    • Rapid bone loss
    • Decreased estrogen levels in females and testosterone levels in males
    • Estrogen dampens the bone resorbing effects of PTH when there is a decreased blood Ca
    • Lower estrogen:PTH ratio during menopause
    • Vertebral bone crush, high risk of wrist and spine fractures
    • Females:males 6:1
  67. What is type II osteoporosis?
    • Senile osteoporosis
    • Cortical bone loss
    • Slow and steady with age
    • Start at ~40 years of age
    • Due to osteoblast underactivity
    • Females:males= 2:1
  68. How is osteoporosis prevented?
    • Acquisition of maximum bone mass in premenopausal years
    • Adequate dietary Ca and vitamin D
    • Screening for osteopenia and perimenopausal period
    • Decrease of BMD more than 1SD but less than 2.5 below the young adult mean
    • Control of bone mineral loss during postmenopause

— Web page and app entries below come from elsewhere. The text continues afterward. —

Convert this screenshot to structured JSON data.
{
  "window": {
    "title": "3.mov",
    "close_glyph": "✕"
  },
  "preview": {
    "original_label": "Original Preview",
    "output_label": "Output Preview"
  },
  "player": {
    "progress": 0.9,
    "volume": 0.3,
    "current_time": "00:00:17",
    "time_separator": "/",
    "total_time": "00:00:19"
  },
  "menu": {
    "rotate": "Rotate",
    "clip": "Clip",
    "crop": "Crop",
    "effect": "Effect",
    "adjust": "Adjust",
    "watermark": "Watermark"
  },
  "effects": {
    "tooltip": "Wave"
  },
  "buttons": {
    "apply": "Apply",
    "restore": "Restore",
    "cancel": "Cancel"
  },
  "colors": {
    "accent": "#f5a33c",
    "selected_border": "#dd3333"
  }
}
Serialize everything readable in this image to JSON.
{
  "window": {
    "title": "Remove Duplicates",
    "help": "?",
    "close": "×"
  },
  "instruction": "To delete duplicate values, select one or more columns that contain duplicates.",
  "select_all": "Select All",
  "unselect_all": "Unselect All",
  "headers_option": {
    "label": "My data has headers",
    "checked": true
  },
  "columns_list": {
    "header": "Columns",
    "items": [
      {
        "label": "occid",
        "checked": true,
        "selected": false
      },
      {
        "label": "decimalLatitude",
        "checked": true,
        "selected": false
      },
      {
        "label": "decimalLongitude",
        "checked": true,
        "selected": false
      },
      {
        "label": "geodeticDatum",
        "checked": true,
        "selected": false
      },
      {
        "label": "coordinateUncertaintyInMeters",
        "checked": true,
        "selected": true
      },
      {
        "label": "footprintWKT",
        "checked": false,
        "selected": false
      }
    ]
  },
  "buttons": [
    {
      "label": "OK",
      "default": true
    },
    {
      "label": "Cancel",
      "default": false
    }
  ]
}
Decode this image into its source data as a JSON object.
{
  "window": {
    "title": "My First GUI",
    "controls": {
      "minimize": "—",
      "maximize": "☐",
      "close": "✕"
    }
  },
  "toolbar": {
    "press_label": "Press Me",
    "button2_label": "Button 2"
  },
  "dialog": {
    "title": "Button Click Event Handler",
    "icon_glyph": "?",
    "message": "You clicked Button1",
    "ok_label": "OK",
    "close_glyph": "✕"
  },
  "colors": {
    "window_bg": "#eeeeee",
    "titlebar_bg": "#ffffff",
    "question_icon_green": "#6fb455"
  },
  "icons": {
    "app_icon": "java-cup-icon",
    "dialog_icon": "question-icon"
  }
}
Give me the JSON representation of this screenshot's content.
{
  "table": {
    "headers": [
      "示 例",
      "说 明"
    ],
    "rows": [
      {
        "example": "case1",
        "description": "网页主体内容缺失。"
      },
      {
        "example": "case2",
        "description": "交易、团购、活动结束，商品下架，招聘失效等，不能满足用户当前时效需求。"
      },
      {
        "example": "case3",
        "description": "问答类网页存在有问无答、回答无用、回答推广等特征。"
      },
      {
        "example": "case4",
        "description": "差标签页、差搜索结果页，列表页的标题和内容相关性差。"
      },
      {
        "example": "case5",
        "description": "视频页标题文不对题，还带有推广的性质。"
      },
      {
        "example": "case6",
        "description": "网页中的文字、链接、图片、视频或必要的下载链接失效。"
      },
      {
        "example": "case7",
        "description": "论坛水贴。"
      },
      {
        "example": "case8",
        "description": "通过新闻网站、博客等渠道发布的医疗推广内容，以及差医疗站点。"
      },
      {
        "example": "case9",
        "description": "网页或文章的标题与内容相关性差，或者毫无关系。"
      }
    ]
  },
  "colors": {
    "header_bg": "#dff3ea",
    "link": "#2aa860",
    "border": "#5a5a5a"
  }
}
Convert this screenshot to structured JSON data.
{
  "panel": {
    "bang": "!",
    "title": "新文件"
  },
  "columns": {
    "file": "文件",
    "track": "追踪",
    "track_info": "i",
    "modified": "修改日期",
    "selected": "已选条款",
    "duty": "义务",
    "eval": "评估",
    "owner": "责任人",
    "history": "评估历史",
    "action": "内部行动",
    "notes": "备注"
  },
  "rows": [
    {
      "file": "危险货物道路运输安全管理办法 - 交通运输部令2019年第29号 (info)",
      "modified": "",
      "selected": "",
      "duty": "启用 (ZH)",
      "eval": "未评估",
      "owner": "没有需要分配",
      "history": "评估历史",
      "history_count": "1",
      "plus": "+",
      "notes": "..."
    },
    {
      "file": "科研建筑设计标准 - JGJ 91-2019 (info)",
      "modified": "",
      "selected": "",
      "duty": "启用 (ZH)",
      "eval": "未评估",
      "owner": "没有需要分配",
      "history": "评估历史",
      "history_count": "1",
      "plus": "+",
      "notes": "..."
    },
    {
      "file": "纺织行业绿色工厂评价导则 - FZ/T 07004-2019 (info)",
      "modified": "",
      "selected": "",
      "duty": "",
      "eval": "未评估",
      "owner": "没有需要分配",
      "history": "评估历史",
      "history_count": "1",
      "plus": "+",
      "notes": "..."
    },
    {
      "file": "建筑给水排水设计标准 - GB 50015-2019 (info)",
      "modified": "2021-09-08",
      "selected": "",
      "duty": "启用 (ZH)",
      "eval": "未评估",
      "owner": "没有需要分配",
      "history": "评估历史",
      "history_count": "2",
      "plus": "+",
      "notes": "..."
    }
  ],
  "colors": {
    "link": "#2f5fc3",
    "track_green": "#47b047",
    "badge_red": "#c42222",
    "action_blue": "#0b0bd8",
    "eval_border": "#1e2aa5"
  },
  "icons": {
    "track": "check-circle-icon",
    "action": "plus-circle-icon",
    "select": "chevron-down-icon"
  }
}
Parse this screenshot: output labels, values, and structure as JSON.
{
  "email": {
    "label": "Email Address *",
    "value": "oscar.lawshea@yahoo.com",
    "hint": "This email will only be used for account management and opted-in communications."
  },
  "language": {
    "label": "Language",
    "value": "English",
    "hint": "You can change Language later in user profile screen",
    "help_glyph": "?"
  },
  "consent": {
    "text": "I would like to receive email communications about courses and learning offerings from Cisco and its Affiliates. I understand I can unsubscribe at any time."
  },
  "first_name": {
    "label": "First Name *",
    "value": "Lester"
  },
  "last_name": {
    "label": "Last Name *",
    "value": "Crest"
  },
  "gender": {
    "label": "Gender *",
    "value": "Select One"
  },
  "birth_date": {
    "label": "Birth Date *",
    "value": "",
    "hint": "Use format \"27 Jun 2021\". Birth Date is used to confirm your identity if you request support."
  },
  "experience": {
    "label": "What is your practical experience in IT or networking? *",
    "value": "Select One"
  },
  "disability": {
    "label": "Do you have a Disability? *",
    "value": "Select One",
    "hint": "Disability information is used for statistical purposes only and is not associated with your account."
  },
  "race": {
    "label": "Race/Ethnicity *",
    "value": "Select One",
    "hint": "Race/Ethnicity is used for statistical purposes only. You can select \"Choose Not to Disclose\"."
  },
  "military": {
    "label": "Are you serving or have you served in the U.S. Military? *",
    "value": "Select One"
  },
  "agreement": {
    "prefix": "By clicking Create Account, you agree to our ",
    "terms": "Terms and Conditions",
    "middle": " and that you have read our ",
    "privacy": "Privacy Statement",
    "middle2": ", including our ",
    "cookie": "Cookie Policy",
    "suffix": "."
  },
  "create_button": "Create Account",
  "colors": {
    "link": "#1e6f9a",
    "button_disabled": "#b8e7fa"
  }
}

  69. What is the predominant for of therapy for osteoporosis?
    Hormone replacement therapy
  70. How does vitamin D affect osteoporosis?
    • Elderly and women with osteoporosis 
    • Thought to absorb Ca less efficiently because of a deficiency in the activated form of vitamin D
    • Decreased bone resorption (enhancement of Ca absorption in the gut)
    • Aids in the mineralization of the bone matrix
  71. What are some modifiable risk factors that can affect bone loss?
    • Decreased calcium, Increased phosphorus, high protein diet, vitamin D deficiency, low physical activity, excess alcohol and caffeine and smoking
    • Exercise: stimulates osteogenesis, believed to be helpful in retarding bone loss
  72. What is rankl?
    receptor activated nk-kappa-ligand, stimulates inflammation and causes the breakdown of bone matrix
Card Set
NUTR 337- young adulthood and elderly part 1
NUTR 337- young adulthood and elderly part 1